• _DESCRIPTION OF THE TASK_:
The response must match the data below exactly, line for line.

** EXTRACTED MATERIAL follows **

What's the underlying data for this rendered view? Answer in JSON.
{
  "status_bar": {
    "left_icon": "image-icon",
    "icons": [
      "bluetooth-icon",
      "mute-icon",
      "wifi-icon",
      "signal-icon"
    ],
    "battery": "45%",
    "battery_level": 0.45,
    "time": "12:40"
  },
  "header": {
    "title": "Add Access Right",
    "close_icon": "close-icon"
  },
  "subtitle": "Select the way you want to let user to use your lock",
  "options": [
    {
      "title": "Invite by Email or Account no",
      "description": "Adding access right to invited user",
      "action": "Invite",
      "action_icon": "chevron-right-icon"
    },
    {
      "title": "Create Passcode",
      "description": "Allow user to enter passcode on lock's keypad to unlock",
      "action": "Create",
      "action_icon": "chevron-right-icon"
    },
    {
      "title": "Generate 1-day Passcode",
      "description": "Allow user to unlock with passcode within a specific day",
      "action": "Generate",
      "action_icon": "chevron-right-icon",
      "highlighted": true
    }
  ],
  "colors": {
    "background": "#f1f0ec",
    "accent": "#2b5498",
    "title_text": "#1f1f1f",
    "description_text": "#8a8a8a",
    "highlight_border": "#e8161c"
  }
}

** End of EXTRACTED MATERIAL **

• _TASK SOLUTION_:
What's the underlying data for this rendered view? Answer in JSON.
{
  "status_bar": {
    "left_icon": "image-icon",
    "icons": [
      "bluetooth-icon",
      "mute-icon",
      "wifi-icon",
      "signal-icon"
    ],
    "battery": "45%",
    "battery_level": 0.45,
    "time": "12:40"
  },
  "header": {
    "title": "Add Access Right",
    "close_icon": "close-icon"
  },
  "subtitle": "Select the way you want to let user to use your lock",
  "options": [
    {
      "title": "Invite by Email or Account no",
      "description": "Adding access right to invited user",
      "action": "Invite",
      "action_icon": "chevron-right-icon"
    },
    {
      "title": "Create Passcode",
      "description": "Allow user to enter passcode on lock's keypad to unlock",
      "action": "Create",
      "action_icon": "chevron-right-icon"
    },
    {
      "title": "Generate 1-day Passcode",
      "description": "Allow user to unlock with passcode within a specific day",
      "action": "Generate",
      "action_icon": "chevron-right-icon",
      "highlighted": true
    }
  ],
  "colors": {
    "background": "#f1f0ec",
    "accent": "#2b5498",
    "title_text": "#1f1f1f",
    "description_text": "#8a8a8a",
    "highlight_border": "#e8161c"
  }
}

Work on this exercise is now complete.